**WORK ORDER:**
Given the entries below, copy each of them out exactly.

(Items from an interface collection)
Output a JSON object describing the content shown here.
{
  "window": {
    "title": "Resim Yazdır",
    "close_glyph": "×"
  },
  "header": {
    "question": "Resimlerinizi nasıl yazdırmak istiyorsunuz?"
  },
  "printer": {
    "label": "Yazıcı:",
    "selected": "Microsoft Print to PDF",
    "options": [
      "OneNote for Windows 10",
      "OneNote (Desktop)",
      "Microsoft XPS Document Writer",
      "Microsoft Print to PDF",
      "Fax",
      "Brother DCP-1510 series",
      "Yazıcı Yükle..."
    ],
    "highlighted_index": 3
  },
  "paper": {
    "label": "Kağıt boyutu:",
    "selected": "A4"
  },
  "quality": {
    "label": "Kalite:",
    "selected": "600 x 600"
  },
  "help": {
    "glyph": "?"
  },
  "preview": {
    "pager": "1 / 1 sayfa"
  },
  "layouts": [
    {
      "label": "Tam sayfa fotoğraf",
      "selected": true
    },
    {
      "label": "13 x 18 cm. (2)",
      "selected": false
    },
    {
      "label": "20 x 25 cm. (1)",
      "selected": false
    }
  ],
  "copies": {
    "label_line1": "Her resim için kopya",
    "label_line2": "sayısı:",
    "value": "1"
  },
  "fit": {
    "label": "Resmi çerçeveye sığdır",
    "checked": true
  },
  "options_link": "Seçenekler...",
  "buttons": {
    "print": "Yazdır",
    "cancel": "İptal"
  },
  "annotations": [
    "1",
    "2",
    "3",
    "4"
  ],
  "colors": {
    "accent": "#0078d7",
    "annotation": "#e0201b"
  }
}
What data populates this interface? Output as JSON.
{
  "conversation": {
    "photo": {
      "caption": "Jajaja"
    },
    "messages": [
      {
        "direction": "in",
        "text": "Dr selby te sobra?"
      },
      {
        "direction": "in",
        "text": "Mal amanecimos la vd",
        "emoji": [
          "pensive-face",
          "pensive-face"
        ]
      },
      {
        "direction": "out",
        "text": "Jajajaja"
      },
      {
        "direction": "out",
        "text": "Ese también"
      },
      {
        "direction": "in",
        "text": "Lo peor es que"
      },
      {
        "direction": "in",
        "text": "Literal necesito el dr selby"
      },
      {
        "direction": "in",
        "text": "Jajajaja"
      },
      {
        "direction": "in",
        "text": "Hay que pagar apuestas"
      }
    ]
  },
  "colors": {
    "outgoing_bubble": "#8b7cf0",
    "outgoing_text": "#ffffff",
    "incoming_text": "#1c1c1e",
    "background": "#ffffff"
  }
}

**RESULT OF THIS EXERCISE:**
Output a JSON object describing the content shown here.
{
  "window": {
    "title": "Resim Yazdır",
    "close_glyph": "×"
  },
  "header": {
    "question": "Resimlerinizi nasıl yazdırmak istiyorsunuz?"
  },
  "printer": {
    "label": "Yazıcı:",
    "selected": "Microsoft Print to PDF",
    "options": [
      "OneNote for Windows 10",
      "OneNote (Desktop)",
      "Microsoft XPS Document Writer",
      "Microsoft Print to PDF",
      "Fax",
      "Brother DCP-1510 series",
      "Yazıcı Yükle..."
    ],
    "highlighted_index": 3
  },
  "paper": {
    "label": "Kağıt boyutu:",
    "selected": "A4"
  },
  "quality": {
    "label": "Kalite:",
    "selected": "600 x 600"
  },
  "help": {
    "glyph": "?"
  },
  "preview": {
    "pager": "1 / 1 sayfa"
  },
  "layouts": [
    {
      "label": "Tam sayfa fotoğraf",
      "selected": true
    },
    {
      "label": "13 x 18 cm. (2)",
      "selected": false
    },
    {
      "label": "20 x 25 cm. (1)",
      "selected": false
    }
  ],
  "copies": {
    "label_line1": "Her resim için kopya",
    "label_line2": "sayısı:",
    "value": "1"
  },
  "fit": {
    "label": "Resmi çerçeveye sığdır",
    "checked": true
  },
  "options_link": "Seçenekler...",
  "buttons": {
    "print": "Yazdır",
    "cancel": "İptal"
  },
  "annotations": [
    "1",
    "2",
    "3",
    "4"
  ],
  "colors": {
    "accent": "#0078d7",
    "annotation": "#e0201b"
  }
}
What data populates this interface? Output as JSON.
{
  "conversation": {
    "photo": {
      "caption": "Jajaja"
    },
    "messages": [
      {
        "direction": "in",
        "text": "Dr selby te sobra?"
      },
      {
        "direction": "in",
        "text": "Mal amanecimos la vd",
        "emoji": [
          "pensive-face",
          "pensive-face"
        ]
      },
      {
        "direction": "out",
        "text": "Jajajaja"
      },
      {
        "direction": "out",
        "text": "Ese también"
      },
      {
        "direction": "in",
        "text": "Lo peor es que"
      },
      {
        "direction": "in",
        "text": "Literal necesito el dr selby"
      },
      {
        "direction": "in",
        "text": "Jajajaja"
      },
      {
        "direction": "in",
        "text": "Hay que pagar apuestas"
      }
    ]
  },
  "colors": {
    "outgoing_bubble": "#8b7cf0",
    "outgoing_text": "#ffffff",
    "incoming_text": "#1c1c1e",
    "background": "#ffffff"
  }
}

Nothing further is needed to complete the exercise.